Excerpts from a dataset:
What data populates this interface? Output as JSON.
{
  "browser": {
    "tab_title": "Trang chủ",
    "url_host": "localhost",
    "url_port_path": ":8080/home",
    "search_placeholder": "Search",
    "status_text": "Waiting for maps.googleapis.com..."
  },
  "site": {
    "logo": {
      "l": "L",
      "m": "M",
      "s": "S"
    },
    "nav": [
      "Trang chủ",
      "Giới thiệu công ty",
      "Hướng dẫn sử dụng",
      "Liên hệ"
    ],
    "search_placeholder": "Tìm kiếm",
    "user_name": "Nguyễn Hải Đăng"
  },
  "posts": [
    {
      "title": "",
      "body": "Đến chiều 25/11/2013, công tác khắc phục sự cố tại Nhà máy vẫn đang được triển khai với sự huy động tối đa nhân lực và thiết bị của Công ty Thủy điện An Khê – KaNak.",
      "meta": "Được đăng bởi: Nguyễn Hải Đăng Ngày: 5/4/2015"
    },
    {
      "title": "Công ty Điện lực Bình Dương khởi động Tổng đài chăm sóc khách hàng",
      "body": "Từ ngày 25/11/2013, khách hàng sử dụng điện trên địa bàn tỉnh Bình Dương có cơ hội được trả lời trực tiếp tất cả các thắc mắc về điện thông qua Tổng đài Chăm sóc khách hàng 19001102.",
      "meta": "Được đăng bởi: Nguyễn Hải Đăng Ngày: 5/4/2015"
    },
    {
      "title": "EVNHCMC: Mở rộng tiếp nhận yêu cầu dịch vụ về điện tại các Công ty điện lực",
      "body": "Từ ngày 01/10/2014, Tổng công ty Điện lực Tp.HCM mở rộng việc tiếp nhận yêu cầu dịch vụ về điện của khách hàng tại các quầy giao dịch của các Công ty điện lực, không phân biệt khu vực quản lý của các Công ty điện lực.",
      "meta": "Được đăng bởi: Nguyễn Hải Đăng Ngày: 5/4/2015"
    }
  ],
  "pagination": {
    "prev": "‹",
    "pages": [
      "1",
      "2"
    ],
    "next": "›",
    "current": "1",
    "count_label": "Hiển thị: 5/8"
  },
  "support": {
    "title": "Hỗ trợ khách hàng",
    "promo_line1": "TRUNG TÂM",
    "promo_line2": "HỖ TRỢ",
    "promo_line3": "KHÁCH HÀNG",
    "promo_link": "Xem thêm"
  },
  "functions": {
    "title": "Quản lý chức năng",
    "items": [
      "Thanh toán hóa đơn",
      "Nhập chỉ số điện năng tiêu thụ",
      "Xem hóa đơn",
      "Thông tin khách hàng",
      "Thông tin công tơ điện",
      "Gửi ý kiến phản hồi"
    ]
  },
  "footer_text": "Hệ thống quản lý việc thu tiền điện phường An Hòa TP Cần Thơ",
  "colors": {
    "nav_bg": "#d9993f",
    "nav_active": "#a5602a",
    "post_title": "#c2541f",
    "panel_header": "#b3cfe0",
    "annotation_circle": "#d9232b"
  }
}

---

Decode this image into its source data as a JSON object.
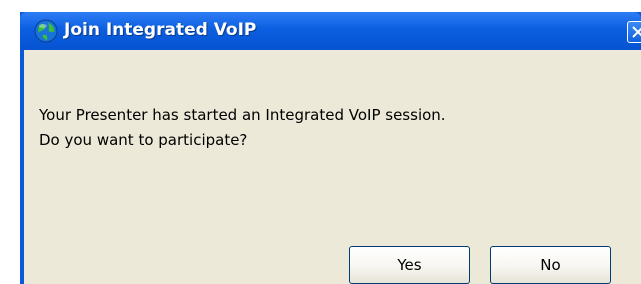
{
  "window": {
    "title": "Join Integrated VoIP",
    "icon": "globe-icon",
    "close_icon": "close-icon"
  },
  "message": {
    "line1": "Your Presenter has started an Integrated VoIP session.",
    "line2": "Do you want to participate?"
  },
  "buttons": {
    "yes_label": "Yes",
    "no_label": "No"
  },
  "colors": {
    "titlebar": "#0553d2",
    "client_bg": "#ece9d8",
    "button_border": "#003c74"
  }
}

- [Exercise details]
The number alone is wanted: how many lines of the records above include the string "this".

- [Response area]
2